Argentina ordered oil, gas and mining companies to repatriate all export revenue as the government struggles to stem accelerating capital flight from South America’s second-biggest economy.
President Cristina Fernandez de Kirchner, in her first move since winning re-election on Oct. 23, changed a 2002 decree requiring companies such as Repsol YPF SA and Pan American Energy LLC to keep at least 30 percent of their export revenue in the country. Today’s decree, published in the official gazette, applies to future sales.
The decision by Fernandez, who nationalized the $24 billion pension fund industry and called for a limit on purchases of farmland by foreigners, is part of an effort to slow capital flight estimated at $3 billion per month that is draining central banks reserves. The policy may make it harder to attract foreign direct investment to Argentina that the United Nations estimates fell 30 percent in the first half of the year.
“These types of controls only discourage investment and thus hurt exports,” said Juan Pablo Fuentes, a Latin America economist at Moody’s Analytics Inc. in West Chester, Pennsylvania. “The oil sector is already hampered by controls and regulations. This will only add to those problems.”
Foreign direct investment in Argentina fell to $2.4 billion from $3.5 billion in the first half, while increasing 54 percent to $83 billion for Latin America as a whole, according to a UN report published yesterday. Faced with inflation economists estimate at 24 percent, Argentines pulled $9.8 billion out of the economy in the first half of this year, compared with $11.4 billion in all of 2010.
Export sales from oil, gas, petrochemicals, gold and copper in Argentina totaled $10.7 billion in 2010, or 16 percent of total exports, according to the national statistics agency. Argentina places a 100 percent tax on oil exports above about $45 per barrel, compared with a global price that has ranged from $75 to $114 per barrel this year.
The move ensures “equal treatment to all production activities,” according to a statement in today’s official gazette. Mining companies had been exempt from the policy requiring that 30 percent of export revenue be repatriated since 2004.
Capital flight prompted the central bank to sell $2.7 billion of reserves in August and September to curb a depreciation in the peso, which has weakened 6.1 percent this year. Reserves have fallen to $47.8 billion this year from a record $52.6 billion while central banks in Brazil, Mexico and Chile build up savings.
"This shows the problems the government is having in trying to stop capital flight,’’ said Walter Molano, an emerging markets analyst with BCP Securities. "The government is willing to take strong measures to stop it."
The yield on Argentina’s peso bonds due in 2033 rose 4 basis points to 11.83 percent. The benchmark Merval index rose 0.3 percent to 2,857.89 at 10:32 a.m. New York time.
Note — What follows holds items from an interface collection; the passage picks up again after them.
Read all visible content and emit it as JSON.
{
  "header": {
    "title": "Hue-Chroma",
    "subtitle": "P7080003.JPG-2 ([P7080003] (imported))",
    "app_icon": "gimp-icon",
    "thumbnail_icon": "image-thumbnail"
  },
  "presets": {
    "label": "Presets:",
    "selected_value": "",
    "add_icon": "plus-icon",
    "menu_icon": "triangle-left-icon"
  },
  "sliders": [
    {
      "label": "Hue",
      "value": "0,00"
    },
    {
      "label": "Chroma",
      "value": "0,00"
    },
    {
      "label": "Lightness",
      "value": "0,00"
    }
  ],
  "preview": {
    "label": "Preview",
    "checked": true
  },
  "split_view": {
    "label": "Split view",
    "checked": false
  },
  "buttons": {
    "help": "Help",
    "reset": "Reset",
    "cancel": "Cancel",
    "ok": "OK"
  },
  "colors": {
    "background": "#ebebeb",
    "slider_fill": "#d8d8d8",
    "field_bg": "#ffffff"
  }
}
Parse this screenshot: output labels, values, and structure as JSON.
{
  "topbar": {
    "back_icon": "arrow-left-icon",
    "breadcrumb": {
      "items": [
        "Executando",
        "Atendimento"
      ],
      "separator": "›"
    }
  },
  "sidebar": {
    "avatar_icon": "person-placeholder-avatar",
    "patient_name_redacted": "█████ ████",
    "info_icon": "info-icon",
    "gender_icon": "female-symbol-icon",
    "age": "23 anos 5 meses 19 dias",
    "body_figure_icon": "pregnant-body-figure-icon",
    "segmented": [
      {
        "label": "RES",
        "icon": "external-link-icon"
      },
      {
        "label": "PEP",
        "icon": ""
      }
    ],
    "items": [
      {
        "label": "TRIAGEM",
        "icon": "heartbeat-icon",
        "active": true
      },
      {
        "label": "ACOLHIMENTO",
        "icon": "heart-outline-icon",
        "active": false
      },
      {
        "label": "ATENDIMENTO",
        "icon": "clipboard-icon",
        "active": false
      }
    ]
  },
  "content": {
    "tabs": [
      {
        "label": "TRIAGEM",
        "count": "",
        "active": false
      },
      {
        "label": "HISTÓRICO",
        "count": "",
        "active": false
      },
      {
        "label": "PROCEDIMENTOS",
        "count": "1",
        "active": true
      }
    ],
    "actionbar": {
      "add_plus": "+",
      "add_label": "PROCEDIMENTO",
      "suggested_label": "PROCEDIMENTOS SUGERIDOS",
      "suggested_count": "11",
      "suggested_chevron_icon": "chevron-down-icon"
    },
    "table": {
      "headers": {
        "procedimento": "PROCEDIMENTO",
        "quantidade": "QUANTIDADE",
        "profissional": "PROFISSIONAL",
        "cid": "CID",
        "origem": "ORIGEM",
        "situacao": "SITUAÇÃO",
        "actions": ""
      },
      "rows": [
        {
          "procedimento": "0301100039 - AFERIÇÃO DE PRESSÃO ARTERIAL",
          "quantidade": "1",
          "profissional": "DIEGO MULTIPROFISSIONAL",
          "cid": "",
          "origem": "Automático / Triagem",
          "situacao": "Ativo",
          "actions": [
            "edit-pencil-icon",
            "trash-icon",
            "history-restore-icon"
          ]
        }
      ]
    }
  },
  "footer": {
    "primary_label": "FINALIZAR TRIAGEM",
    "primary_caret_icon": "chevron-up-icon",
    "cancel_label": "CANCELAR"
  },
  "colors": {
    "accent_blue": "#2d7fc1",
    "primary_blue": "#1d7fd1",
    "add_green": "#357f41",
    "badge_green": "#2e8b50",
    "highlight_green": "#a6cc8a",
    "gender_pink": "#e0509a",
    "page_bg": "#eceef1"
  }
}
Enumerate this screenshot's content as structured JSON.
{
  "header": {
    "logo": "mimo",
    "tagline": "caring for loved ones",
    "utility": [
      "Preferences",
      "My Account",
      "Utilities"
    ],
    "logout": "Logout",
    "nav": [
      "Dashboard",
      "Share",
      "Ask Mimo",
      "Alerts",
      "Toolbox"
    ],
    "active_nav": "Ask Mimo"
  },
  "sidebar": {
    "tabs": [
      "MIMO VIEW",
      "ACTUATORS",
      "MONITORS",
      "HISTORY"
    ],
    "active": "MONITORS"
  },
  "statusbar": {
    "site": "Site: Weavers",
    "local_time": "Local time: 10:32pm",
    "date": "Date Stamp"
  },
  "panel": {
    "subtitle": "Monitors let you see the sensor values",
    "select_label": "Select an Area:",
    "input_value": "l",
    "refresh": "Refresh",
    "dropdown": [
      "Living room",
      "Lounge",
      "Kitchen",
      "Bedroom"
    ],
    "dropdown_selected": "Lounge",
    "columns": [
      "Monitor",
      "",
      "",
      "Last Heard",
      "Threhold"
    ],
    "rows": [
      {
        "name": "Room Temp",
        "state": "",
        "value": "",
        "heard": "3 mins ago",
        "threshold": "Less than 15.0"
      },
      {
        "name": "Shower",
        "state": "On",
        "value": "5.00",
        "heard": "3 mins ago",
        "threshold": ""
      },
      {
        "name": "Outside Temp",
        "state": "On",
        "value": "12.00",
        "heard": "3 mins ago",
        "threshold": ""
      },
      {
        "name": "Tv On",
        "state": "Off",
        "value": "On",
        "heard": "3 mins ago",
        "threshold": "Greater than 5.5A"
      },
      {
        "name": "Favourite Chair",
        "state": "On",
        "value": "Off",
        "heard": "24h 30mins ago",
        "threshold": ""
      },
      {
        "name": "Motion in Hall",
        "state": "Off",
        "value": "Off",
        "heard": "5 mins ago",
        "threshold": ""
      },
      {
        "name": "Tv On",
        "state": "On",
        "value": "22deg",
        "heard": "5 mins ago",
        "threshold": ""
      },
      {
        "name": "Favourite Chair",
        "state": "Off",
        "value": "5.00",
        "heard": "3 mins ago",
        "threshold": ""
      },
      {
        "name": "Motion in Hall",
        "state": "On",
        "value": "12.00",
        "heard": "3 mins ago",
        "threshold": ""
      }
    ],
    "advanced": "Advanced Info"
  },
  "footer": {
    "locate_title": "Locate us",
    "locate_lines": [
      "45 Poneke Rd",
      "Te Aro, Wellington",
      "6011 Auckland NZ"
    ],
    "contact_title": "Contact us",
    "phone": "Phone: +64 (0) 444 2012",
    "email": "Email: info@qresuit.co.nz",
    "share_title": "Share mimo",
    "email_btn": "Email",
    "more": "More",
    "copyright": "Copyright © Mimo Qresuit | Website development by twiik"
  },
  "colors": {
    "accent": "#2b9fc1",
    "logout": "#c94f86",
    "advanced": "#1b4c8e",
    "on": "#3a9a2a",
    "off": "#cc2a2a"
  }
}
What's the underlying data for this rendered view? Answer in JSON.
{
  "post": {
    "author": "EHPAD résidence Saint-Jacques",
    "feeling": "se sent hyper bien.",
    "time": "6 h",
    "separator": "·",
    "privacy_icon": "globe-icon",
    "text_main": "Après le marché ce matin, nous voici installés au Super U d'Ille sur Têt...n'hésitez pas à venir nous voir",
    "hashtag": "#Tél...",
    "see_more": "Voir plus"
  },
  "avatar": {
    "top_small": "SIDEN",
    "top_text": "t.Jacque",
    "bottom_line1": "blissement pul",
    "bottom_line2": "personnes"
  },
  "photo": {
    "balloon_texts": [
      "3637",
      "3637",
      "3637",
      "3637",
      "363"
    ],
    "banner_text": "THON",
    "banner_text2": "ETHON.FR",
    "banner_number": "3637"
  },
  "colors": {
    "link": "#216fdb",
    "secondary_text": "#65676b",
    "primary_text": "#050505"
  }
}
Kristian Rix, a spokesman for Repsol YPF, Spain’s biggest oil company, said in an e-mailed statement the company will “respect the law.”
Jorge Palmes, chief executive officer of AngloGold Ashanti Ltd’s Argentine unit, said in an e-mailed response to questions the company wasn’t aware of the measure.
A Vale SA official in Rio de Janeiro, who declined to be named citing corporate policy, said the company didn’t have an immediate comment.
E-mails to Goldcorp Inc, Pan American Energy, Pan American Silver Corp. weren’t immediately returned today. Officials at YPF SA, Argentina’s biggest energy company, Xstrata Plc, Chile’s state-oil refiner Enap and Petroleo Brasileiro SA weren’t immediately able to comment.
Fernandez, 58, has tapped central bank reserves to pay debt and steady the peso, nationalized carrier Aerolineas Argentinas SA and fined economists who question official inflation reports since taking office in 2007. She has also kept caps on utility prices, causing Berkshire, U.K.-based BG Group Plc and France’s GDF Suez to leave the country. Metrogas SA, Argentina’s largest natural-gas distributor, filed for bankruptcy.
BP Plc, the U.K.’s second-biggest oil company, said yesterday it may delay completion of its sale of a $7.1 billion stake in Pan American Energy to Bridas Corp., co-owned by Cnooc Ltd, until next year as it doesn’t yet have the necessary Argentine antitrust and Chinese regulatory approvals.
Bridas, also owned by Argentina’s billionaire Bulgheroni family, agreed in November to buy BP’s 60 percent stake in Pan American that it doesn’t already own. The deal can be terminated by either party if the approvals aren’t received by Nov. 1, unless both sides agree to an extension.